To think that some distant descendant of ours might someday control all! None of the religions I have read about give life and living such an overwhelming sense of purpose and destiny to me. They may have done so, to some people at one time, and they may still do so, to other people today. But not to me. What makes my life meaningful to me is the thought that some of my actions might, through the later efforts of others, contribute morsels toward the eventual evolution of oB.
- One thing it must have, in my opinion, is something to say. Meaningless daubs do not constitute art, no matter how original. The daubs should represent the artist’s best attempt to convey a new understanding that he or she has discovered. This what distinguishes art from the inane.
- Of course, it takes a great deal more than this for the piece to have merit: here I’m just talking about the act of being creative.
- This solution has occurred to others, see White and Gribbin, Stephen Hawking: A Life in Science, (London: Penguin Books, 1992), 82.
- Momentum = mass x velocity, and velocity is a term that includes both speed and direction of movement.

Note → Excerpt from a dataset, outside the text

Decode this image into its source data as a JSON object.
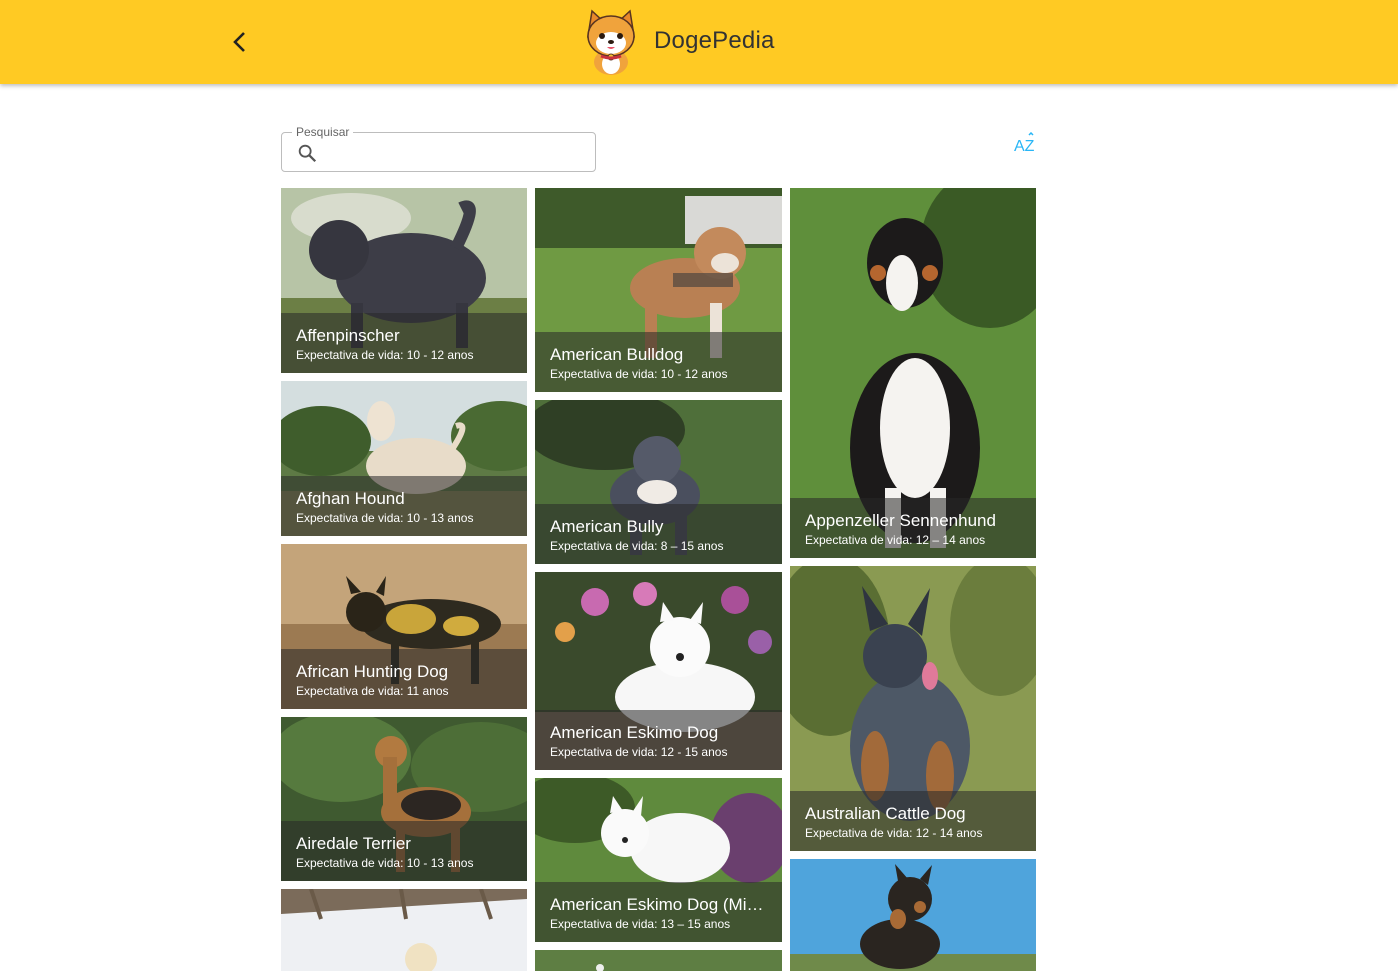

- Remember, single particles travel as waves, but interact with matter—on hitting a screen, for instance—at only one point, thus appearing again as though it were a particle.
- Surprisingly, relatively large particles (e.g., atoms and even small molecules—including "buckyballs", geodesically configured, 60-atom, molecules of carbon) can exhibit wave behaviour.
- Because energy "waves" define a particle's position as a probability, any particle exists in innumerable possible (quantum) states. This property is being further explored in order to design “quantum computers,” because possessing multiple states allows multiple computations to occur simultaneously. Calculations requiring hundreds of thousands of years to compute on today’s computers could be carried out in less than a second using a quantum computer. See Michael A. Neilsen, “Rules for a Complex Quantum World,” Scientific American, November 2002, 66-75.
- Although we may subsequently change our mind and say "yes". It is the act of not automatically following our routine (i.e., construct determined) behaviour without first thinking (be it physical or mental behaviour) that marks an act of free will. Free will activity requires a conscious assessment of the pros and cons of alternative behaviours before a decision or an action is taken.
- It is important to remember that subconscious second-level thinking always races ahead of conscious second-level realization. At any time, subconscious “summaries” may nudge into the conscious second-level of thought whereupon third-level thinking (where words are used) may take over. (At any point along this sequence of events, the body might be directed to act upon what is occurring within the brain/mind.)
A free will choice is a consciously made decision. It is the conscious acceptance or rejection of what the subconscious offers, made explicit when acted upon, spoken or written. The fortuitous occurrence of any stress-relieving, subconscious-thinking that hits upon a new answer, does not constitute an act of free will. Only if this new answer is subsequently recognized for what it is, and consciously analyzed, then accepted (or rejected), displacing existing answers (or lack of answers), does the act of free will occur.